* [Instructions for the task]: The finished copy should match every record exactly and contain no pictures.

START Record extracts

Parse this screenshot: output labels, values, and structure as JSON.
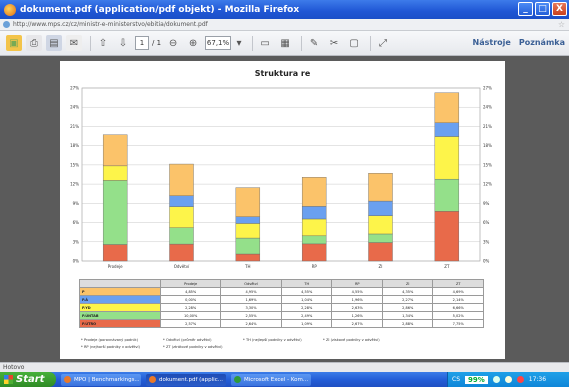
{
  "window": {
    "title": "dokument.pdf (application/pdf objekt) - Mozilla Firefox",
    "controls": [
      "_",
      "□",
      "X"
    ]
  },
  "address_bar": {
    "url": "http://www.mps.cz/cz/ministr-e-ministerstvo/ebitia/dokument.pdf"
  },
  "pdf_toolbar": {
    "page_current": "1",
    "page_total": "/ 1",
    "zoom": "67,1%",
    "tools_label": "Nástroje",
    "notes_label": "Poznámka"
  },
  "status": {
    "text": "Hotovo"
  },
  "taskbar": {
    "start_label": "Start",
    "tasks": [
      {
        "label": "MPO | Benchmarkings...",
        "color": "#e8782a"
      },
      {
        "label": "dokument.pdf (applic...",
        "color": "#e8782a"
      },
      {
        "label": "Microsoft Excel - Kom...",
        "color": "#2f9a3a"
      }
    ],
    "tray_lang": "CS",
    "tray_percent": "99%",
    "tray_time": "17:36"
  },
  "colors": {
    "PA": "#e86a4a",
    "PINTAB": "#94e08a",
    "PYD": "#fdf44a",
    "PA2": "#6aa0f0",
    "P": "#fbc36a"
  },
  "chart_data": {
    "type": "bar",
    "stacked": true,
    "title": "Struktura re",
    "categories": [
      "Prodeje",
      "Odvětví",
      "TH",
      "RP",
      "ZI",
      "ZT"
    ],
    "ylim": [
      0,
      27
    ],
    "yticks": [
      "0%",
      "3%",
      "6%",
      "9%",
      "12%",
      "15%",
      "18%",
      "21%",
      "24%",
      "27%"
    ],
    "series": [
      {
        "name": "P.ÚTRO",
        "color": "#e86a4a",
        "values": [
          2.57,
          2.64,
          1.09,
          2.67,
          2.88,
          7.75
        ]
      },
      {
        "name": "P.ÚNTAB",
        "color": "#94e08a",
        "values": [
          10.0,
          2.55,
          2.49,
          1.26,
          1.34,
          5.02
        ]
      },
      {
        "name": "P.YD",
        "color": "#fdf44a",
        "values": [
          2.28,
          3.3,
          2.28,
          2.63,
          2.86,
          6.66
        ]
      },
      {
        "name": "P.Á",
        "color": "#6aa0f0",
        "values": [
          0.0,
          1.69,
          1.04,
          1.96,
          2.27,
          2.14
        ]
      },
      {
        "name": "P",
        "color": "#fbc36a",
        "values": [
          4.85,
          4.95,
          4.55,
          4.55,
          4.35,
          4.69
        ]
      }
    ],
    "table": {
      "header": [
        "",
        "Prodeje",
        "Odvětví",
        "TH",
        "RP",
        "ZI",
        "ZT"
      ],
      "rows": [
        {
          "label": "P",
          "cells": [
            "4,85%",
            "4,95%",
            "4,55%",
            "4,55%",
            "4,35%",
            "4,69%"
          ]
        },
        {
          "label": "P.Á",
          "cells": [
            "0,00%",
            "1,69%",
            "1,04%",
            "1,96%",
            "2,27%",
            "2,14%"
          ]
        },
        {
          "label": "P.YD",
          "cells": [
            "2,28%",
            "3,30%",
            "2,28%",
            "2,63%",
            "2,86%",
            "6,66%"
          ]
        },
        {
          "label": "P.ÚNTAB",
          "cells": [
            "10,00%",
            "2,55%",
            "2,49%",
            "1,26%",
            "1,34%",
            "5,02%"
          ]
        },
        {
          "label": "P.ÚTRO",
          "cells": [
            "2,57%",
            "2,64%",
            "1,09%",
            "2,67%",
            "2,88%",
            "7,75%"
          ]
        }
      ]
    },
    "notes": [
      "* Prodeje (porovnávaný podnik)",
      "* Odvětví (průměr odvětví)",
      "* TH (nejlepší podniky v odvětví)",
      "* RP (nejhorší podniky v odvětví)",
      "* ZI (ziskové podniky v odvětví)",
      "* ZT (ztrátové podniky v odvětví)"
    ]
  }
}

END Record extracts

* [Final answer]:
Parse this screenshot: output labels, values, and structure as JSON.
{
  "window": {
    "title": "dokument.pdf (application/pdf objekt) - Mozilla Firefox",
    "controls": [
      "_",
      "□",
      "X"
    ]
  },
  "address_bar": {
    "url": "http://www.mps.cz/cz/ministr-e-ministerstvo/ebitia/dokument.pdf"
  },
  "pdf_toolbar": {
    "page_current": "1",
    "page_total": "/ 1",
    "zoom": "67,1%",
    "tools_label": "Nástroje",
    "notes_label": "Poznámka"
  },
  "status": {
    "text": "Hotovo"
  },
  "taskbar": {
    "start_label": "Start",
    "tasks": [
      {
        "label": "MPO | Benchmarkings...",
        "color": "#e8782a"
      },
      {
        "label": "dokument.pdf (applic...",
        "color": "#e8782a"
      },
      {
        "label": "Microsoft Excel - Kom...",
        "color": "#2f9a3a"
      }
    ],
    "tray_lang": "CS",
    "tray_percent": "99%",
    "tray_time": "17:36"
  },
  "colors": {
    "PA": "#e86a4a",
    "PINTAB": "#94e08a",
    "PYD": "#fdf44a",
    "PA2": "#6aa0f0",
    "P": "#fbc36a"
  },
  "chart_data": {
    "type": "bar",
    "stacked": true,
    "title": "Struktura re",
    "categories": [
      "Prodeje",
      "Odvětví",
      "TH",
      "RP",
      "ZI",
      "ZT"
    ],
    "ylim": [
      0,
      27
    ],
    "yticks": [
      "0%",
      "3%",
      "6%",
      "9%",
      "12%",
      "15%",
      "18%",
      "21%",
      "24%",
      "27%"
    ],
    "series": [
      {
        "name": "P.ÚTRO",
        "color": "#e86a4a",
        "values": [
          2.57,
          2.64,
          1.09,
          2.67,
          2.88,
          7.75
        ]
      },
      {
        "name": "P.ÚNTAB",
        "color": "#94e08a",
        "values": [
          10.0,
          2.55,
          2.49,
          1.26,
          1.34,
          5.02
        ]
      },
      {
        "name": "P.YD",
        "color": "#fdf44a",
        "values": [
          2.28,
          3.3,
          2.28,
          2.63,
          2.86,
          6.66
        ]
      },
      {
        "name": "P.Á",
        "color": "#6aa0f0",
        "values": [
          0.0,
          1.69,
          1.04,
          1.96,
          2.27,
          2.14
        ]
      },
      {
        "name": "P",
        "color": "#fbc36a",
        "values": [
          4.85,
          4.95,
          4.55,
          4.55,
          4.35,
          4.69
        ]
      }
    ],
    "table": {
      "header": [
        "",
        "Prodeje",
        "Odvětví",
        "TH",
        "RP",
        "ZI",
        "ZT"
      ],
      "rows": [
        {
          "label": "P",
          "cells": [
            "4,85%",
            "4,95%",
            "4,55%",
            "4,55%",
            "4,35%",
            "4,69%"
          ]
        },
        {
          "label": "P.Á",
          "cells": [
            "0,00%",
            "1,69%",
            "1,04%",
            "1,96%",
            "2,27%",
            "2,14%"
          ]
        },
        {
          "label": "P.YD",
          "cells": [
            "2,28%",
            "3,30%",
            "2,28%",
            "2,63%",
            "2,86%",
            "6,66%"
          ]
        },
        {
          "label": "P.ÚNTAB",
          "cells": [
            "10,00%",
            "2,55%",
            "2,49%",
            "1,26%",
            "1,34%",
            "5,02%"
          ]
        },
        {
          "label": "P.ÚTRO",
          "cells": [
            "2,57%",
            "2,64%",
            "1,09%",
            "2,67%",
            "2,88%",
            "7,75%"
          ]
        }
      ]
    },
    "notes": [
      "* Prodeje (porovnávaný podnik)",
      "* Odvětví (průměr odvětví)",
      "* TH (nejlepší podniky v odvětví)",
      "* RP (nejhorší podniky v odvětví)",
      "* ZI (ziskové podniky v odvětví)",
      "* ZT (ztrátové podniky v odvětví)"
    ]
  }
}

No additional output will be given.